In my previous post, I went on quite a bit about writers (or writers aspiring to publication, i.e. our students) and how they need to be able to use the English language properly, including correct punctuation. It's a funny thing, but there are always students who insist, either openly or with quiet mutterings, that punctuation isn't that important, and the "brilliance" of their story and their writing will overcome any silly prejudices that an editor might have about the grammar stuff. And no matter what you say, they don't believe you.
So here it is from the horse's mouth! Henry Rosenbloom from Scribe Publications has a blog on their site, and his latest post talks about unsolicited manuscripts and how they deal with them. This excerpt is part of how they read what comes in:
"Second, once we’ve asked for sample material, we pay careful attention to the covering note and to the quality of the writing of the sample chapters, as well as to the content. Just as individuals notice and respond to body language when meeting somebody for the first time, an editor will immediately register how language is used by a new author. Punctuation, syntax, grammar, and tone all tell a story, for better or worse."

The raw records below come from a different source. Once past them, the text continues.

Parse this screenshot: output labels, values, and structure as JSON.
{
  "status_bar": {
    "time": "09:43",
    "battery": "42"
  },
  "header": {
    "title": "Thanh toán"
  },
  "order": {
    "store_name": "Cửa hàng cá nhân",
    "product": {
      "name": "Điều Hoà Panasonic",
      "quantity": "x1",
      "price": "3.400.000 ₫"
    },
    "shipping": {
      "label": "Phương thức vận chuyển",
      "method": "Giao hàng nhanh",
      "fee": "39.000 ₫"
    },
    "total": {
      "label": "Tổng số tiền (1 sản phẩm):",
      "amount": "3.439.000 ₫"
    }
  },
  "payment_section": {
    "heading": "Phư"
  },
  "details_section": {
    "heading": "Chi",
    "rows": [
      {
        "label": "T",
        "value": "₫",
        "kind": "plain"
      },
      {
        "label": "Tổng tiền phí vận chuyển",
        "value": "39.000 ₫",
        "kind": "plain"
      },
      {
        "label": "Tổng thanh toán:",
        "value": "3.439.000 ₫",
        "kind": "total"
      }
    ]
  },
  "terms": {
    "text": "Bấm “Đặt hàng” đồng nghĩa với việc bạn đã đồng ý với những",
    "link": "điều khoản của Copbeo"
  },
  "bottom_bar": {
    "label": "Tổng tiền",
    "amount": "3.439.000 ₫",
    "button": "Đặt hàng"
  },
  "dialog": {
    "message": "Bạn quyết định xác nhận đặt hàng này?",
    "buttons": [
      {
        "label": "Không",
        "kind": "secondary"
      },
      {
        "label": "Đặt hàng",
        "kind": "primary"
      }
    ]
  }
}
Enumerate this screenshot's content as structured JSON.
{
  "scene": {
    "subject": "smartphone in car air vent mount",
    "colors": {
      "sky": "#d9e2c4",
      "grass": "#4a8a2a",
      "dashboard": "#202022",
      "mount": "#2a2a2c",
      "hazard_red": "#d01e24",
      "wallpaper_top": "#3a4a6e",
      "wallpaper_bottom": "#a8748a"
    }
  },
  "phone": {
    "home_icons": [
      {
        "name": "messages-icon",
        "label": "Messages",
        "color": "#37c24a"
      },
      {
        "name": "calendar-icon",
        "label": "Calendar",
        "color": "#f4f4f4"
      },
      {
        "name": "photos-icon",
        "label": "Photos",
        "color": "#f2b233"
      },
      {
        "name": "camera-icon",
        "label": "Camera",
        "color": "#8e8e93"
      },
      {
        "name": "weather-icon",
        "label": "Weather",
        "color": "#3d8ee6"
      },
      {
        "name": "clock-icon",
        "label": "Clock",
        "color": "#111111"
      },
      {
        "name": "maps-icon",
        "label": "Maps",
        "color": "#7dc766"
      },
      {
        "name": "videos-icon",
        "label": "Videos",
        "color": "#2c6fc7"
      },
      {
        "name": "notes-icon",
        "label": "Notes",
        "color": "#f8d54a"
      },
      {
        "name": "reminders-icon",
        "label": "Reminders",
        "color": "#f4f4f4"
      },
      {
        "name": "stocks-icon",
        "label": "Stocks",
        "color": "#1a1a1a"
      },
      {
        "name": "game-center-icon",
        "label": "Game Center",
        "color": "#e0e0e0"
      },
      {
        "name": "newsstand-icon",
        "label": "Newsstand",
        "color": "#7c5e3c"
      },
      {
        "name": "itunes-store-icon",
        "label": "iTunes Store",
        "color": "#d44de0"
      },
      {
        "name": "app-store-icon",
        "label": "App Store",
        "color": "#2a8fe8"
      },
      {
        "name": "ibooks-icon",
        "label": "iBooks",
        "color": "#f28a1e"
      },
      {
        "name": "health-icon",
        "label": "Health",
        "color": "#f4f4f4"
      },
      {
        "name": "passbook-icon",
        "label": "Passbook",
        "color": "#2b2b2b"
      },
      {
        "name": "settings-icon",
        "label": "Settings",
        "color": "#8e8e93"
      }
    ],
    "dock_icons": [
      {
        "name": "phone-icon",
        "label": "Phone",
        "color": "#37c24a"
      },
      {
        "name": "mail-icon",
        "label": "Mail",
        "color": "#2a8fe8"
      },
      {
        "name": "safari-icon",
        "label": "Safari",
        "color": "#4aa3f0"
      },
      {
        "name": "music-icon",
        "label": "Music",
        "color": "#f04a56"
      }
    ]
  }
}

They sure do. Usually, bad punctuation makes a piece of writing simply unreadable. Those commas and fullstops control flow and sense - if I can't understand what a sentence is saying, how can I become truly involved in the story? I recently gave a talk on Plain English to a group of professional credit managers, and what interested me was that clearly some of them had never thought about their "audience" and whether that audience clearly understood what was being conveyed in their letters and notices. In some ways, there's not that much difference between wanting someone to pay their bill, and wanting someone to enjoy your story. You have to tell it to them in a way that is clear and engaging.